* Task details
Look through the lines below and extract each one that contains "circle".

Entries taken from a collection:
++++++++++

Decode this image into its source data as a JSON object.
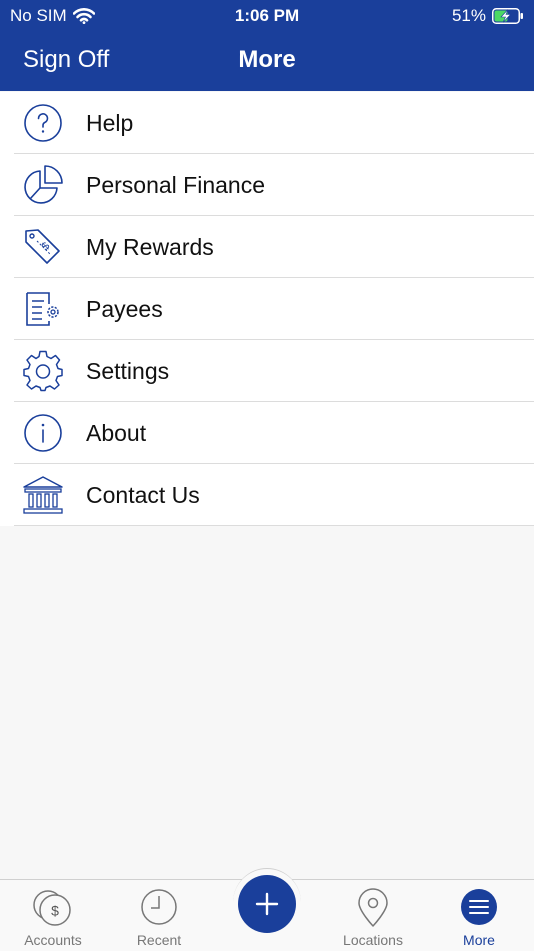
{
  "status_bar": {
    "carrier": "No SIM",
    "time": "1:06 PM",
    "battery": "51%"
  },
  "nav": {
    "left_label": "Sign Off",
    "title": "More"
  },
  "menu": [
    {
      "label": "Help",
      "icon": "help-circle-icon"
    },
    {
      "label": "Personal Finance",
      "icon": "pie-chart-icon"
    },
    {
      "label": "My Rewards",
      "icon": "reward-tag-icon"
    },
    {
      "label": "Payees",
      "icon": "payee-document-icon"
    },
    {
      "label": "Settings",
      "icon": "gear-icon"
    },
    {
      "label": "About",
      "icon": "info-circle-icon"
    },
    {
      "label": "Contact Us",
      "icon": "bank-icon"
    }
  ],
  "tabs": [
    {
      "label": "Accounts",
      "icon": "coins-icon"
    },
    {
      "label": "Recent",
      "icon": "clock-icon"
    },
    {
      "label": "Locations",
      "icon": "location-pin-icon"
    },
    {
      "label": "More",
      "icon": "menu-icon",
      "active": true
    }
  ],
  "fab": {
    "icon": "plus-icon"
  },
  "colors": {
    "brand": "#1a3f9b",
    "icon_stroke": "#1a3f9b",
    "tab_inactive": "#777777"
  }
}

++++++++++

* Answer to this task
      "icon": "help-circle-icon"
      "icon": "info-circle-icon"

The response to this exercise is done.